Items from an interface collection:
• • • •
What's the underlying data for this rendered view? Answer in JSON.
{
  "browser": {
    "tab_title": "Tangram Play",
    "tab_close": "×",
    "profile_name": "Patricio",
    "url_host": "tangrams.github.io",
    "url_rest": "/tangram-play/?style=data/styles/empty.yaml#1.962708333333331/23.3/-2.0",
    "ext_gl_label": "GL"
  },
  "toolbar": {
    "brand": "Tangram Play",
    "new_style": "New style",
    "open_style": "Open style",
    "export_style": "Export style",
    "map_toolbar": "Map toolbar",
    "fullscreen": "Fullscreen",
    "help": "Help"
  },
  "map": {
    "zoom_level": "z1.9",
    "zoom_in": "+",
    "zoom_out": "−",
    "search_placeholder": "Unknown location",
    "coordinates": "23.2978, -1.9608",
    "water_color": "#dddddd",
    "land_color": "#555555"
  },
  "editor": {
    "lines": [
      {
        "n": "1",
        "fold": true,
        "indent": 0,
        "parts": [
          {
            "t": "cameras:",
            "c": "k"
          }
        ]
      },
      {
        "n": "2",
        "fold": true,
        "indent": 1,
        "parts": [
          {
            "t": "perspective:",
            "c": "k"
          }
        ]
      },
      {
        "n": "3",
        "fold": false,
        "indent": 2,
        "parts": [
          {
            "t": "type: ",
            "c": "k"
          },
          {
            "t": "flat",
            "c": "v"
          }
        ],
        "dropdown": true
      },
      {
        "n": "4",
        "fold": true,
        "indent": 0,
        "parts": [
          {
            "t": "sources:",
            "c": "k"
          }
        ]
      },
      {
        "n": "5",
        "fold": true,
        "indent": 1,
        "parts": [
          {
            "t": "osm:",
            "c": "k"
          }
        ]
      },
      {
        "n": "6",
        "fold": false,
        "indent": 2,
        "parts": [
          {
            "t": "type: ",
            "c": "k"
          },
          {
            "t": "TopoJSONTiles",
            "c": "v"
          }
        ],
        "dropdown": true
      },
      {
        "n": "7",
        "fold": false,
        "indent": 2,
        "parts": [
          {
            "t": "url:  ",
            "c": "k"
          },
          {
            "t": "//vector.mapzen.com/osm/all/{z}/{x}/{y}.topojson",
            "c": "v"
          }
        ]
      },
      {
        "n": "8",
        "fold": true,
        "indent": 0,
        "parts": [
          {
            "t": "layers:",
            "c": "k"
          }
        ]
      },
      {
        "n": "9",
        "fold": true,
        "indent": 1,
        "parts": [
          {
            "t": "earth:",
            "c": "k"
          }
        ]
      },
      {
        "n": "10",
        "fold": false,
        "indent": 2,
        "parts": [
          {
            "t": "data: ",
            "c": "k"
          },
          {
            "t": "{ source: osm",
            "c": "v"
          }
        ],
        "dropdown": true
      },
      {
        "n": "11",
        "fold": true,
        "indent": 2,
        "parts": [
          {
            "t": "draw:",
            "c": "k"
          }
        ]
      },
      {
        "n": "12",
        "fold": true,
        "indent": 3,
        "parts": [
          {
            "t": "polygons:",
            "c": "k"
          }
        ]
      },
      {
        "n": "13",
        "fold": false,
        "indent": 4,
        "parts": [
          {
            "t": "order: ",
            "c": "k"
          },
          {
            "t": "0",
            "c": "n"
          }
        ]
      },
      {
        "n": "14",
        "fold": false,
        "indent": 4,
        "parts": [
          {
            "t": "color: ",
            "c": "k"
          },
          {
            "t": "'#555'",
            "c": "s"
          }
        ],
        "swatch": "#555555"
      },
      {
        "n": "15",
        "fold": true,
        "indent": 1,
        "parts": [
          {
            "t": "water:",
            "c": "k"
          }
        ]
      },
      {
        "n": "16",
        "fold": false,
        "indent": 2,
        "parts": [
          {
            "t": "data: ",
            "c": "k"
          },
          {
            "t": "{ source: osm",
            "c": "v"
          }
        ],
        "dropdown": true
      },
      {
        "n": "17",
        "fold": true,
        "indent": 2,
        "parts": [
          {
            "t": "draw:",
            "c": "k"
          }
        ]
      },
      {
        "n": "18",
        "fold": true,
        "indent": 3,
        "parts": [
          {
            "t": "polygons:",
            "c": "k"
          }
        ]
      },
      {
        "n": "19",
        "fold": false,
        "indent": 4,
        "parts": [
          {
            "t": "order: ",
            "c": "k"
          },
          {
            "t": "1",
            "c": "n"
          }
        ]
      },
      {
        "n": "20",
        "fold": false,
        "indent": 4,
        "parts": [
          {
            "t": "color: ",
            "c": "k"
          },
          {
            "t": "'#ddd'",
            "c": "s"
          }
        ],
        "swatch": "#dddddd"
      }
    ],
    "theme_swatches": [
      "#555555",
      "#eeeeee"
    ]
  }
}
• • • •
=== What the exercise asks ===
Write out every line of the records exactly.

=== Written solution ===
What's the underlying data for this rendered view? Answer in JSON.
{
  "browser": {
    "tab_title": "Tangram Play",
    "tab_close": "×",
    "profile_name": "Patricio",
    "url_host": "tangrams.github.io",
    "url_rest": "/tangram-play/?style=data/styles/empty.yaml#1.962708333333331/23.3/-2.0",
    "ext_gl_label": "GL"
  },
  "toolbar": {
    "brand": "Tangram Play",
    "new_style": "New style",
    "open_style": "Open style",
    "export_style": "Export style",
    "map_toolbar": "Map toolbar",
    "fullscreen": "Fullscreen",
    "help": "Help"
  },
  "map": {
    "zoom_level": "z1.9",
    "zoom_in": "+",
    "zoom_out": "−",
    "search_placeholder": "Unknown location",
    "coordinates": "23.2978, -1.9608",
    "water_color": "#dddddd",
    "land_color": "#555555"
  },
  "editor": {
    "lines": [
      {
        "n": "1",
        "fold": true,
        "indent": 0,
        "parts": [
          {
            "t": "cameras:",
            "c": "k"
          }
        ]
      },
      {
        "n": "2",
        "fold": true,
        "indent": 1,
        "parts": [
          {
            "t": "perspective:",
            "c": "k"
          }
        ]
      },
      {
        "n": "3",
        "fold": false,
        "indent": 2,
        "parts": [
          {
            "t": "type: ",
            "c": "k"
          },
          {
            "t": "flat",
            "c": "v"
          }
        ],
        "dropdown": true
      },
      {
        "n": "4",
        "fold": true,
        "indent": 0,
        "parts": [
          {
            "t": "sources:",
            "c": "k"
          }
        ]
      },
      {
        "n": "5",
        "fold": true,
        "indent": 1,
        "parts": [
          {
            "t": "osm:",
            "c": "k"
          }
        ]
      },
      {
        "n": "6",
        "fold": false,
        "indent": 2,
        "parts": [
          {
            "t": "type: ",
            "c": "k"
          },
          {
            "t": "TopoJSONTiles",
            "c": "v"
          }
        ],
        "dropdown": true
      },
      {
        "n": "7",
        "fold": false,
        "indent": 2,
        "parts": [
          {
            "t": "url:  ",
            "c": "k"
          },
          {
            "t": "//vector.mapzen.com/osm/all/{z}/{x}/{y}.topojson",
            "c": "v"
          }
        ]
      },
      {
        "n": "8",
        "fold": true,
        "indent": 0,
        "parts": [
          {
            "t": "layers:",
            "c": "k"
          }
        ]
      },
      {
        "n": "9",
        "fold": true,
        "indent": 1,
        "parts": [
          {
            "t": "earth:",
            "c": "k"
          }
        ]
      },
      {
        "n": "10",
        "fold": false,
        "indent": 2,
        "parts": [
          {
            "t": "data: ",
            "c": "k"
          },
          {
            "t": "{ source: osm",
            "c": "v"
          }
        ],
        "dropdown": true
      },
      {
        "n": "11",
        "fold": true,
        "indent": 2,
        "parts": [
          {
            "t": "draw:",
            "c": "k"
          }
        ]
      },
      {
        "n": "12",
        "fold": true,
        "indent": 3,
        "parts": [
          {
            "t": "polygons:",
            "c": "k"
          }
        ]
      },
      {
        "n": "13",
        "fold": false,
        "indent": 4,
        "parts": [
          {
            "t": "order: ",
            "c": "k"
          },
          {
            "t": "0",
            "c": "n"
          }
        ]
      },
      {
        "n": "14",
        "fold": false,
        "indent": 4,
        "parts": [
          {
            "t": "color: ",
            "c": "k"
          },
          {
            "t": "'#555'",
            "c": "s"
          }
        ],
        "swatch": "#555555"
      },
      {
        "n": "15",
        "fold": true,
        "indent": 1,
        "parts": [
          {
            "t": "water:",
            "c": "k"
          }
        ]
      },
      {
        "n": "16",
        "fold": false,
        "indent": 2,
        "parts": [
          {
            "t": "data: ",
            "c": "k"
          },
          {
            "t": "{ source: osm",
            "c": "v"
          }
        ],
        "dropdown": true
      },
      {
        "n": "17",
        "fold": true,
        "indent": 2,
        "parts": [
          {
            "t": "draw:",
            "c": "k"
          }
        ]
      },
      {
        "n": "18",
        "fold": true,
        "indent": 3,
        "parts": [
          {
            "t": "polygons:",
            "c": "k"
          }
        ]
      },
      {
        "n": "19",
        "fold": false,
        "indent": 4,
        "parts": [
          {
            "t": "order: ",
            "c": "k"
          },
          {
            "t": "1",
            "c": "n"
          }
        ]
      },
      {
        "n": "20",
        "fold": false,
        "indent": 4,
        "parts": [
          {
            "t": "color: ",
            "c": "k"
          },
          {
            "t": "'#ddd'",
            "c": "s"
          }
        ],
        "swatch": "#dddddd"
      }
    ],
    "theme_swatches": [
      "#555555",
      "#eeeeee"
    ]
  }
}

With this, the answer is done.